In an initial move towards tighter gun control by the government in New Zealand, Christchurch held a gun collection drive, the first of 250 planned collections to happen after the Christchurch shooting in March.
New Zealand has become actively involved in banning firearms, ranging from semi-automatic weapons to pump-action shotguns and others. Weapon owners have until December 20 to hand in illegal guns under an amnesty agreement. According to Police Minister Stuart Nash, the aim of the elaborate exercise is to "remove the most dangerous weapons from circulation".
The police-monitored collection drive in the Canterbury region, which includes Christchurch, saw the handing over of 224 weapons, 217 parts and accessories by 169 owners, with more than $290,300 paid in compensation. Regional police commander Mike Johnson said, "Police recognise that this is a big change for the law-abiding firearms community and we are hearing really positive feedback from people as they come through today, that they are finding the process works well for them".

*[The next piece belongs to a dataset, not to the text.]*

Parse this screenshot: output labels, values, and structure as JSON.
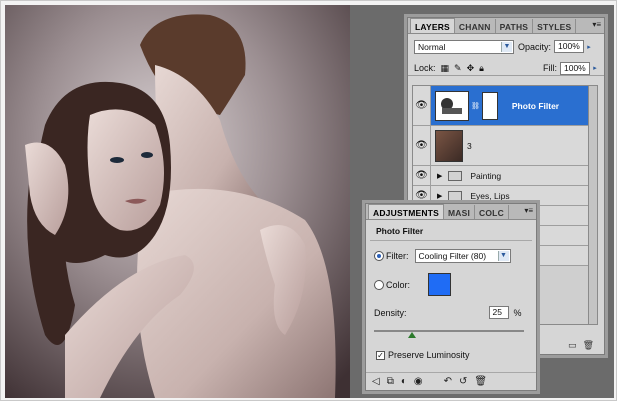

Now described as New Zealand's worst-ever mass shooting, the Christchurch attacks on Al Noor Mosque and the Linwood Islamic Centre killed 51 and injured 49. The mass shooting can be seen as a product of the global trend of white supremacy and increasing Islamophobia. Brenton Tarrant, the accused in the Christchurch shootings was described by Australia's Prime Minister Scott Morrison as an "extremist, right-wing, violent terrorist" who expressed admiration for other violent white nationalists and his intention to "create an atmosphere of fear" and to "incite violence" against Muslims.
In this atmosphere, New Zealand’s proaction in dealing with the tragedy has attracted international acclaim, particularly for its protection of the threatened minority. Safeguards for minorities need to be a primary concern for all countries, especially in an age where extreme right ideologies are threatening the basis of social cohesion and peaceful coexistence all around the world.
Will New Zealand's response inspire similar arms collections elsewhere in the world? Will more governments make minority protection a priority?